Removing Ceiling Texture
Long before we even closed on our little abode, we decided our first project would be to remove the icky ceiling texture. When I told my family about it, they seemed to shrug it off as if ceiling textures are NBD. Okay, fair enough... you can live quite comfortably in a home without the ceiling textures affecting your ability to dwell there peaceably. But let's be honest. These are real ugly:
See how "shadowy" it makes the room seem? The ones in our house are not "popcorn." They actually have several names (crows feet, panda paws, slapbrush, etc), none of which sound particularly pleasant.
The first thing we did was look up YouTube tutorials and read a few how-to's. After trying several methods throughout our entire upstairs, Tom has come to a good system for smoothing these cavernous babies out.
- bug sprayer
- putty knives
- sand paper and tools for sanding
- masks and eye protection
- drywall mud
We started in a secondary bedroom and used it as a "test room." We would spray an area, let it sit, and then scrape. The problem was, this particular texture was so thick, we had to scrape two layers to get down to the sheet rock instead of just one. Spray, set, scrape... spray, set, scrape. It took a couple days and serious manual labor to remove everything, but we succeeded! And there was only a layer of dust on every surface of the house! It was really messy, guys. What we realized though, was we didn't actually need to get ALL the way to the sheetrock. Not only was it difficult and time consuming, but it didn't give us the best results. Part of the reason contractors texturize ceilings is to mask imperfections. Getting those perfectly smooth ceilings isn't easy, so they save themselves some time.

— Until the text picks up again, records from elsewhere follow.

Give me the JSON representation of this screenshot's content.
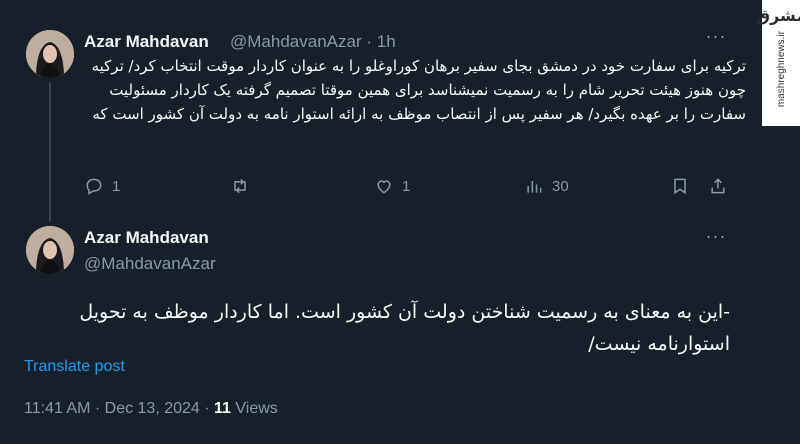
{
  "tweet1": {
    "name": "Azar Mahdavan",
    "handle": "@MahdavanAzar",
    "separator": "·",
    "time": "1h",
    "text": "ترکیه برای سفارت خود در دمشق بجای سفیر برهان کوراوغلو را به عنوان کاردار موقت انتخاب کرد/ ترکیه چون هنوز هیئت تحریر شام را به رسمیت نمیشناسد برای همین موقتا تصمیم گرفته یک کاردار مسئولیت سفارت را بر عهده بگیرد/ هر سفیر پس از انتصاب موظف به ارائه استوار نامه به دولت آن کشور است که",
    "actions": {
      "reply_count": "1",
      "repost_count": "",
      "like_count": "1",
      "views_count": "30"
    }
  },
  "tweet2": {
    "name": "Azar Mahdavan",
    "handle": "@MahdavanAzar",
    "text": "-این به معنای به رسمیت شناختن دولت آن کشور است. اما کاردار موظف به تحویل استوارنامه نیست/",
    "translate_label": "Translate post",
    "timestamp": "11:41 AM · Dec 13, 2024 · ",
    "views_number": "11",
    "views_label": " Views"
  },
  "watermark": {
    "logo_text": "مشرق",
    "url": "mashreghnews.ir"
  },
  "icons": [
    "more-icon",
    "reply-icon",
    "repost-icon",
    "like-icon",
    "views-icon",
    "bookmark-icon",
    "share-icon"
  ],
  "colors": {
    "background": "#15202b",
    "text": "#f7f9f9",
    "muted": "#8b98a5",
    "accent": "#1d9bf0"
  }
}
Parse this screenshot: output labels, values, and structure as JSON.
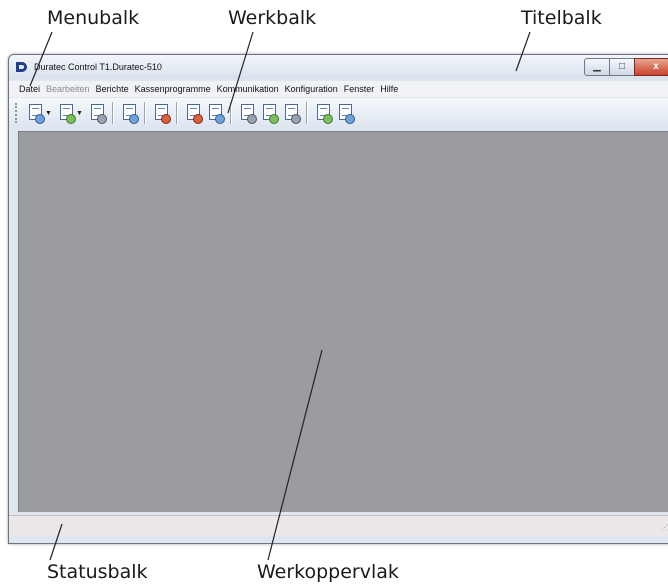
{
  "callouts": {
    "menubalk": "Menubalk",
    "werkbalk": "Werkbalk",
    "titelbalk": "Titelbalk",
    "statusbalk": "Statusbalk",
    "werkoppervlak": "Werkoppervlak"
  },
  "window": {
    "title": "Duratec Control T1.Duratec-510",
    "logo_icon": "duratec-d-logo-icon",
    "logo_color": "#1f3f8a",
    "controls": [
      {
        "name": "minimize",
        "glyph": "▁"
      },
      {
        "name": "maximize",
        "glyph": "□"
      },
      {
        "name": "close",
        "glyph": "x"
      }
    ],
    "close_color": "#c9432b"
  },
  "menubar": {
    "items": [
      {
        "label": "Datei",
        "enabled": true
      },
      {
        "label": "Bearbeiten",
        "enabled": false
      },
      {
        "label": "Berichte",
        "enabled": true
      },
      {
        "label": "Kassenprogramme",
        "enabled": true
      },
      {
        "label": "Kommunikation",
        "enabled": true
      },
      {
        "label": "Konfiguration",
        "enabled": true
      },
      {
        "label": "Fenster",
        "enabled": true
      },
      {
        "label": "Hilfe",
        "enabled": true
      }
    ]
  },
  "toolbar": {
    "groups": [
      [
        {
          "icon": "new-document-icon",
          "dropdown": true
        },
        {
          "icon": "open-document-icon",
          "dropdown": true
        },
        {
          "icon": "print-layout-icon",
          "dropdown": false
        }
      ],
      [
        {
          "icon": "register-connect-icon",
          "dropdown": false
        }
      ],
      [
        {
          "icon": "edit-document-icon",
          "dropdown": false
        }
      ],
      [
        {
          "icon": "send-to-register-icon",
          "dropdown": false
        },
        {
          "icon": "receive-from-register-icon",
          "dropdown": false
        }
      ],
      [
        {
          "icon": "report-list-icon",
          "dropdown": false
        },
        {
          "icon": "configure-icon",
          "dropdown": false
        },
        {
          "icon": "settings-gear-icon",
          "dropdown": false
        }
      ],
      [
        {
          "icon": "print-icon",
          "dropdown": false
        },
        {
          "icon": "print-transfer-icon",
          "dropdown": false
        }
      ]
    ]
  },
  "workspace": {
    "background": "#9a9ca0"
  },
  "statusbar": {
    "text": ""
  }
}
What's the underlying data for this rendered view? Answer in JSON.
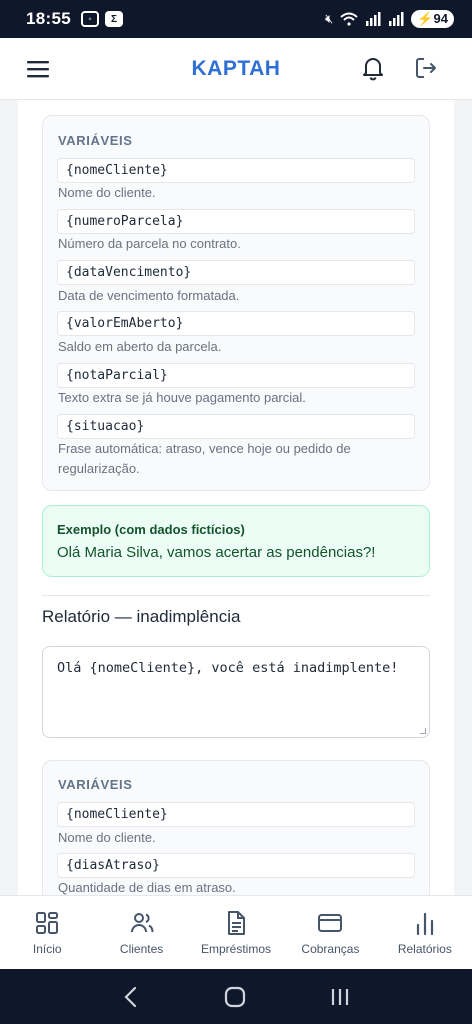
{
  "status_bar": {
    "time": "18:55",
    "battery": "94",
    "notif_icon": "sigma"
  },
  "header": {
    "title": "KAPTAH"
  },
  "variables_block_1": {
    "title": "VARIÁVEIS",
    "items": [
      {
        "code": "{nomeCliente}",
        "desc": "Nome do cliente."
      },
      {
        "code": "{numeroParcela}",
        "desc": "Número da parcela no contrato."
      },
      {
        "code": "{dataVencimento}",
        "desc": "Data de vencimento formatada."
      },
      {
        "code": "{valorEmAberto}",
        "desc": "Saldo em aberto da parcela."
      },
      {
        "code": "{notaParcial}",
        "desc": "Texto extra se já houve pagamento parcial."
      },
      {
        "code": "{situacao}",
        "desc_line1": "Frase automática: atraso, vence hoje ou pedido de",
        "desc_line2": "regularização."
      }
    ]
  },
  "example": {
    "title": "Exemplo (com dados fictícios)",
    "text": "Olá Maria Silva, vamos acertar as pendências?!"
  },
  "report_section": {
    "title": "Relatório — inadimplência",
    "template_value": "Olá {nomeCliente}, você está inadimplente!"
  },
  "variables_block_2": {
    "title": "VARIÁVEIS",
    "items": [
      {
        "code": "{nomeCliente}",
        "desc": "Nome do cliente."
      },
      {
        "code": "{diasAtraso}",
        "desc": "Quantidade de dias em atraso."
      }
    ]
  },
  "bottom_nav": {
    "items": [
      {
        "label": "Início",
        "icon": "grid-icon"
      },
      {
        "label": "Clientes",
        "icon": "users-icon"
      },
      {
        "label": "Empréstimos",
        "icon": "document-icon"
      },
      {
        "label": "Cobranças",
        "icon": "card-icon"
      },
      {
        "label": "Relatórios",
        "icon": "bar-chart-icon"
      }
    ]
  },
  "colors": {
    "brand": "#2f6fd6",
    "example_bg": "#ecfdf5",
    "example_text": "#14532d"
  }
}
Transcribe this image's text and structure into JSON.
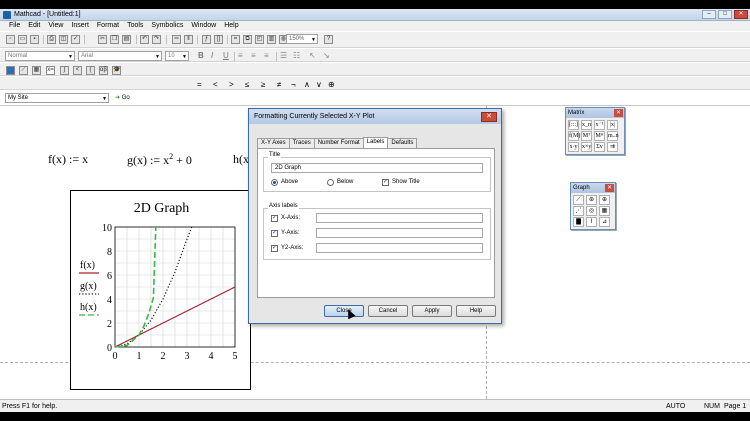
{
  "window": {
    "title": "Mathcad - [Untitled:1]"
  },
  "menu": [
    "File",
    "Edit",
    "View",
    "Insert",
    "Format",
    "Tools",
    "Symbolics",
    "Window",
    "Help"
  ],
  "toolbar": {
    "zoom": "150%",
    "style": "Normal",
    "font": "Arial",
    "font_size": "10",
    "bold": "B",
    "italic": "I",
    "underline": "U",
    "operators": [
      "=",
      "<",
      ">",
      "≤",
      "≥",
      "≠",
      "¬",
      "∧",
      "∨",
      "⊕"
    ]
  },
  "resource_bar": {
    "site": "My Site",
    "go_label": "Go"
  },
  "worksheet": {
    "f_def": "f(x) := x",
    "g_def_base": "g(x) := x",
    "g_def_exp": "2",
    "g_def_tail": " + 0",
    "h_def": "h(x"
  },
  "chart_data": {
    "type": "line",
    "title": "2D Graph",
    "xlim": [
      0,
      5
    ],
    "ylim": [
      0,
      10
    ],
    "x_ticks": [
      "0",
      "1",
      "2",
      "3",
      "4",
      "5"
    ],
    "y_ticks": [
      "0",
      "2",
      "4",
      "6",
      "8",
      "10"
    ],
    "legend": [
      "f(x)",
      "g(x)",
      "h(x)"
    ],
    "grid": true,
    "series": [
      {
        "name": "f(x)",
        "color": "#a8202a",
        "style": "solid",
        "x": [
          0,
          5
        ],
        "y": [
          0,
          5
        ]
      },
      {
        "name": "g(x)",
        "color": "#1a1a1a",
        "style": "dotted",
        "x": [
          0,
          0.5,
          1,
          1.5,
          2,
          2.5,
          3,
          3.2
        ],
        "y": [
          0,
          0.25,
          1,
          2.25,
          4,
          6.25,
          9,
          10.24
        ]
      },
      {
        "name": "h(x)",
        "color": "#3ab54a",
        "style": "dashed",
        "x": [
          0,
          0.5,
          1,
          1.2,
          1.4,
          1.6,
          1.7
        ],
        "y": [
          0,
          0.125,
          1,
          1.73,
          2.74,
          4.1,
          10
        ]
      }
    ]
  },
  "matrix_palette": {
    "title": "Matrix",
    "buttons": [
      "[:::]",
      "x_n",
      "x⁻¹",
      "|x|",
      "f(M)",
      "Mᵀ",
      "Mᴴ",
      "m..n",
      "x·y",
      "x×y",
      "Σv",
      "⇉"
    ]
  },
  "graph_palette": {
    "title": "Graph",
    "buttons": [
      "⟋",
      "⊛",
      "⊕",
      "⋰",
      "◎",
      "▦",
      "▇",
      "⌇",
      "⊿"
    ]
  },
  "dialog": {
    "title": "Formatting Currently Selected X-Y Plot",
    "close": "✕",
    "tabs": [
      "X-Y Axes",
      "Traces",
      "Number Format",
      "Labels",
      "Defaults"
    ],
    "active_tab": "Labels",
    "title_group": "Title",
    "title_value": "2D Graph",
    "above": "Above",
    "below": "Below",
    "show_title": "Show Title",
    "axis_group": "Axis labels",
    "x_axis": "X-Axis:",
    "y_axis": "Y-Axis:",
    "y2_axis": "Y2-Axis:",
    "buttons": {
      "close": "Close",
      "cancel": "Cancel",
      "apply": "Apply",
      "help": "Help"
    }
  },
  "status": {
    "help": "Press F1 for help.",
    "mode": "AUTO",
    "num": "NUM",
    "page": "Page 1"
  }
}
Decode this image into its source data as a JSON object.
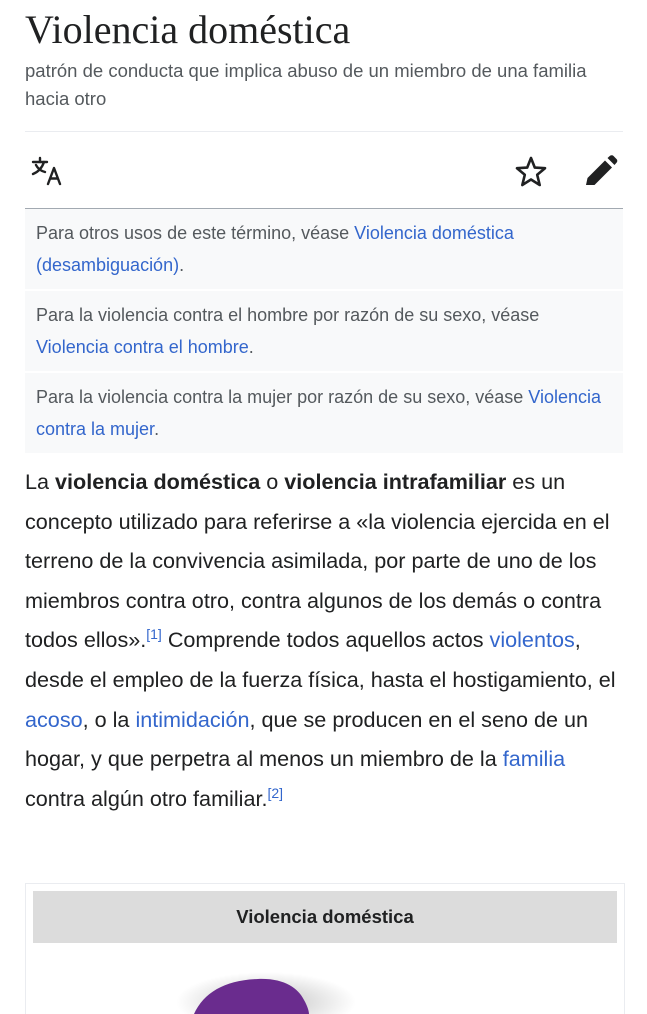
{
  "article": {
    "title": "Violencia doméstica",
    "subtitle": "patrón de conducta que implica abuso de un miembro de una familia hacia otro"
  },
  "toolbar": {
    "translate_icon": "translate-icon",
    "star_icon": "star-outline-icon",
    "edit_icon": "pencil-edit-icon"
  },
  "hatnotes": [
    {
      "text": "Para otros usos de este término, véase ",
      "link": "Violencia doméstica (desambiguación)",
      "end": "."
    },
    {
      "text": "Para la violencia contra el hombre por razón de su sexo, véase ",
      "link": "Violencia contra el hombre",
      "end": "."
    },
    {
      "text": "Para la violencia contra la mujer por razón de su sexo, véase ",
      "link": "Violencia contra la mujer",
      "end": "."
    }
  ],
  "intro": {
    "t1": "La ",
    "b1": "violencia doméstica",
    "t2": " o ",
    "b2": "violencia intrafamiliar",
    "t3": " es un concepto utilizado para referirse a «la violencia ejercida en el terreno de la convivencia asimilada, por parte de uno de los miembros contra otro, contra algunos de los demás o contra todos ellos».",
    "ref1": "[1]",
    "t4": "  Comprende todos aquellos actos ",
    "link1": "violentos",
    "t5": ", desde el empleo de la fuerza física, hasta el hostigamiento, el ",
    "link2": "acoso",
    "t6": ", o la ",
    "link3": "intimidación",
    "t7": ", que se producen en el seno de un hogar, y que perpetra al menos un miembro de la ",
    "link4": "familia",
    "t8": " contra algún otro familiar.",
    "ref2": "[2]"
  },
  "infobox": {
    "title": "Violencia doméstica",
    "image_color": "#6a2c8e"
  },
  "colors": {
    "link": "#3366cc",
    "text": "#202122",
    "muted": "#54595d",
    "hatnote_bg": "#f8f9fa",
    "infobox_head_bg": "#dcdcdc"
  }
}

Now, having done this process room by room, this is the process we've landed on. It isn't as time-saving as some other methods we've tried, but it gives the best results with moderate effort.
So sorry for the image quality. We weren't planning on using these photos for posts!
Remove one layer:
Freshly mudded, sanded, and primed:
After my family saw the before and afters, they realized what a huge difference it makes. We live in Georgia, which has very dense forests, so our house is extremely shaded. This leaves us with limited natural light, so removing those shadow-casting-ceilings was so refreshing! Our goal is to give off the illusion of a naturally lit home by smoothing out the ceilings, choosing cool/bright paint colors, and using fabrics that seem "airy."
Have you ever done a little ceiling reno before? Did you add, or remove texture? Never before have we put so much thought or research into ceilings (does that make us sound old? ...ehhhh.. we're over it.. we're obsessed with this ceiling and not ashamed to say it)